"This is my room," she said warningly, pointing to the bedroom. "Take care I hear no noise. You might shout yourself hoarse, my pretty one; no one else would hear you. But I should, and afterwards—we should no longer be able to call you 'my pretty one,' eh?"
And with a horrible playfulness she pinched the girl's cheek.
Then with old Jeanne's help she stripped Celia and told her to get into bed.
"I'll give her something to keep her quiet," said Adele, and she fetched her morphia-needle and injected a dose into Celia's arm.
Then they took her clothes away and left her in the darkness. She heard the key turn in the lock, and a moment after the sound of the bedstead being drawn across the doorway. But she heard no more, for almost immediately she fell asleep.
She was awakened some time the next day by the door opening. Old Jeanne Tace brought her in a jug of water and a roll of bread, and locked her up again. And a long time afterwards she brought her another supply. Yet another day had gone, but in that dark cupboard Celia had no means of judging time. In the afternoon the newspaper came out with the announcement that Mme. Dauvray's jewellery had been discovered under the boards. Hippolyte brought in the newspaper, and, cursing their stupidity, they sat down to decide upon Celia's fate. That, however, was soon arranged. They would dress her in everything which she wore when she came, so that no trace of her might be discovered. They would give her another dose of morphia, sew her up in a sack as soon as she was unconscious, row her far out on to the lake, and sink her with a weight attached.

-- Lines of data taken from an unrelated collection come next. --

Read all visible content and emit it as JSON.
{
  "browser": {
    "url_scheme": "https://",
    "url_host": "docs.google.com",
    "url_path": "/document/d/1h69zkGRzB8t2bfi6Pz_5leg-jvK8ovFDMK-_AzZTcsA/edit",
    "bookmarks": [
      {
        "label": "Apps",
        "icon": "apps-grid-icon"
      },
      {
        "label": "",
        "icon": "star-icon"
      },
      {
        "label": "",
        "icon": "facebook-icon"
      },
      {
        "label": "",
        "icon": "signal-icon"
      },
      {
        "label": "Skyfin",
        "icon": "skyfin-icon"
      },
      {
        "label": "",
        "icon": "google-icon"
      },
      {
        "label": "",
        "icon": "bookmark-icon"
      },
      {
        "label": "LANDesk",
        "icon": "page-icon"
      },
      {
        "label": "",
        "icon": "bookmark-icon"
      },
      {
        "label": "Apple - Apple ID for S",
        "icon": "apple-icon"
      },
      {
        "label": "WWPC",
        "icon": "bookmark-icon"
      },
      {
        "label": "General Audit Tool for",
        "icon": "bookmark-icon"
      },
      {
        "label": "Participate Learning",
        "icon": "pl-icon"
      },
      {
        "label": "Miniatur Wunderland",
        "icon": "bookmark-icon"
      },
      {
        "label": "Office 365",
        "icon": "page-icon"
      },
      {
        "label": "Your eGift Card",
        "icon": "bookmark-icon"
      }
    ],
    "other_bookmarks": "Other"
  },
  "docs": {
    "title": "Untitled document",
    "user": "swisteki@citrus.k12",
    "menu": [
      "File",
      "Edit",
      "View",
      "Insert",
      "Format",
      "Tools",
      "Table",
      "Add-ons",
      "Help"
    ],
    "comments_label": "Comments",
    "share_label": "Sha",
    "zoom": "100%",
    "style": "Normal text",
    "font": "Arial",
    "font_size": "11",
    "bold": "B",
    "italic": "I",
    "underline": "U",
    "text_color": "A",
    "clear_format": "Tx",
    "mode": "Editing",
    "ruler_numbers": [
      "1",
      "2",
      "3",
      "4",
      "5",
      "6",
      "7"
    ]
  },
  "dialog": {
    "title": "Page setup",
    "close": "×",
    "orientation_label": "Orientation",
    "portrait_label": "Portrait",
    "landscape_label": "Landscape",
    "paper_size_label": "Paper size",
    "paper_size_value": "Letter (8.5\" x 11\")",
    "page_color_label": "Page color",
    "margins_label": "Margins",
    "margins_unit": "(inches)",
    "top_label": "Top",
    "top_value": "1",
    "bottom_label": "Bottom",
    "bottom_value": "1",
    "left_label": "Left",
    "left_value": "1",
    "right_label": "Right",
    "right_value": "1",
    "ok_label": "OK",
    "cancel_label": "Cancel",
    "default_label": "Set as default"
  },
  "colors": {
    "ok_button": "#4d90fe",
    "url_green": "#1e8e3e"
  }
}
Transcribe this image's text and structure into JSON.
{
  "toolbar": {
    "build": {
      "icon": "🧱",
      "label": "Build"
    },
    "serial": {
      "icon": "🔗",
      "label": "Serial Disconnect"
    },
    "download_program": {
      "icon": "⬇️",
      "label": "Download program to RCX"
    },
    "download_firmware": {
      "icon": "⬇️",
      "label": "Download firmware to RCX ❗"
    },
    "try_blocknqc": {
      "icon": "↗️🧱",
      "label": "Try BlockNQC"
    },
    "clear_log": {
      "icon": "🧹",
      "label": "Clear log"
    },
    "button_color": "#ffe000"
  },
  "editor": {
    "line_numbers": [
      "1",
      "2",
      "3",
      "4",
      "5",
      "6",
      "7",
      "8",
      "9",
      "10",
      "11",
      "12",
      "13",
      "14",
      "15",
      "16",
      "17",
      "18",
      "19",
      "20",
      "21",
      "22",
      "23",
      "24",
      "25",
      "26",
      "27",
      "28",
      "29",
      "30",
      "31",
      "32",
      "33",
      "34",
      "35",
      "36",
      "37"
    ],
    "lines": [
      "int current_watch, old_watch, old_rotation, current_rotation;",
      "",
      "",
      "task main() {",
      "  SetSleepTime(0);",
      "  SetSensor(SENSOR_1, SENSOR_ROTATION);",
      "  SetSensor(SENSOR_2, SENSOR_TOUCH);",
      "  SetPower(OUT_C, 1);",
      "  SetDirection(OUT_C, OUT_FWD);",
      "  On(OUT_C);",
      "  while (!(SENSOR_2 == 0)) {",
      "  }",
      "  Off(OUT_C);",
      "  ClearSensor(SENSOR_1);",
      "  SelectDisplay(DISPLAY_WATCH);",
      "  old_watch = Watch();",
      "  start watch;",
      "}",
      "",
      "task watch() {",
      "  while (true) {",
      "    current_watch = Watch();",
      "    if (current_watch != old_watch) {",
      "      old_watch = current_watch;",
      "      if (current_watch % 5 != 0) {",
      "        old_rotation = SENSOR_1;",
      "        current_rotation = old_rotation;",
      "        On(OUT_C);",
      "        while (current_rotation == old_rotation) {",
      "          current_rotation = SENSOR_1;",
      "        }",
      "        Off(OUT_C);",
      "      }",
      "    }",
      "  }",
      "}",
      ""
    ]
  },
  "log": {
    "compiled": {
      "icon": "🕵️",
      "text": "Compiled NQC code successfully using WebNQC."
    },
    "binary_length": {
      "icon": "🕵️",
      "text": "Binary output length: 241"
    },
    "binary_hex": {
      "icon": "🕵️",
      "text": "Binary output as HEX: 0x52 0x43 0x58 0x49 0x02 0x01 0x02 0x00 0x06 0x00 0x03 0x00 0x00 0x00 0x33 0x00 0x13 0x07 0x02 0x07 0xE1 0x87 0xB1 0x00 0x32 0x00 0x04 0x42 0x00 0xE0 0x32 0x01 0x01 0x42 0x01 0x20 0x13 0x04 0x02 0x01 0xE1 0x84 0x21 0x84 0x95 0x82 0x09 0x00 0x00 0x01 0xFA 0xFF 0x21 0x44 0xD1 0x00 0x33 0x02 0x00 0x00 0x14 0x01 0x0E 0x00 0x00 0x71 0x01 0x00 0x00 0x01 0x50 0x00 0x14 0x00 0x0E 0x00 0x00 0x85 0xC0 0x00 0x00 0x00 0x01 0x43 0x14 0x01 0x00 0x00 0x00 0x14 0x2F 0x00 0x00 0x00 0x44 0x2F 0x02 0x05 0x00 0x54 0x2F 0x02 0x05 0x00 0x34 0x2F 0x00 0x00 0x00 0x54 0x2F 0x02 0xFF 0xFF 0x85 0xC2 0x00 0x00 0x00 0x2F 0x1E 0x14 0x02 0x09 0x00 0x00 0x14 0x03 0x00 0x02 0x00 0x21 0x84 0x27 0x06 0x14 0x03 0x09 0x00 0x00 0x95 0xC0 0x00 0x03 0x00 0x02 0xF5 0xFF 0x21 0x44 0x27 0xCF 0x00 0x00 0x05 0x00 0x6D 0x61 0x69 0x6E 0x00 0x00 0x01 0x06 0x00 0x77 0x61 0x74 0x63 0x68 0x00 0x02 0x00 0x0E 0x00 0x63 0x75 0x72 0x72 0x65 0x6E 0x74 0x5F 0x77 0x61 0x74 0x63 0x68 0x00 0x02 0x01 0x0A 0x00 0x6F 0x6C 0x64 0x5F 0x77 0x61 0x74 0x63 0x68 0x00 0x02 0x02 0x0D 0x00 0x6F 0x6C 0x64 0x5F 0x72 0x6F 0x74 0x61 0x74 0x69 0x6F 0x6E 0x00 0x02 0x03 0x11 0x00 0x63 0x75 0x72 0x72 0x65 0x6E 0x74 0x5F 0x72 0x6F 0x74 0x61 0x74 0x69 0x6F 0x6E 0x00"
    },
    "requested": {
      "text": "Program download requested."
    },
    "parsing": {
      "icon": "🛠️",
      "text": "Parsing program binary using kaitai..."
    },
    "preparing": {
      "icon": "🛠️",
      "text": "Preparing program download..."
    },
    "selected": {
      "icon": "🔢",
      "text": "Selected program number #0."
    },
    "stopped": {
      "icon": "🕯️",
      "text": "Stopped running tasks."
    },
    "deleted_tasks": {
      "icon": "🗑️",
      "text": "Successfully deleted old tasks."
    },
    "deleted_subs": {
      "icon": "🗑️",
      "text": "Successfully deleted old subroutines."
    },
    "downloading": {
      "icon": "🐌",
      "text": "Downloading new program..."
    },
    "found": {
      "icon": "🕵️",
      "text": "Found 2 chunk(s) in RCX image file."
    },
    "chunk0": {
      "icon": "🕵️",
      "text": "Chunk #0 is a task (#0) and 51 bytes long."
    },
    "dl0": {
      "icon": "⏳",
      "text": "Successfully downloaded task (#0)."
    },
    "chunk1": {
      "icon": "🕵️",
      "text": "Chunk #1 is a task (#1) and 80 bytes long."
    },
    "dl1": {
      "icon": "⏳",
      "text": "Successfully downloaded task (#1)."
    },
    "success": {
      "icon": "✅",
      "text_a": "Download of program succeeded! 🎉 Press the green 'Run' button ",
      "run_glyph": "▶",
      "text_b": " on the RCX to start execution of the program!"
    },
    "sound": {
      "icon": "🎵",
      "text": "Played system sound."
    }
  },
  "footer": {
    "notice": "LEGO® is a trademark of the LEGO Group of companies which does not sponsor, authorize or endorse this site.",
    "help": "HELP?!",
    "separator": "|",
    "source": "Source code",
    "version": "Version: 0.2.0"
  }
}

They dragged her out from the cupboard, always with the threat of that bright aluminium flask before her eyes. She fell upon her knees, imploring their pity with the tears running down her cheeks; but they sewed the strip of sacking over her face so that she should see nothing of their preparations. They flung her on the sofa, secured her as Hanaud had found her, and, leaving her in the old woman's charge, sent down Adele for her needle and Hippolyte to get ready the boat. As Hippolyte opened the door he saw the launch of the Chef de la Surete glide along the bank.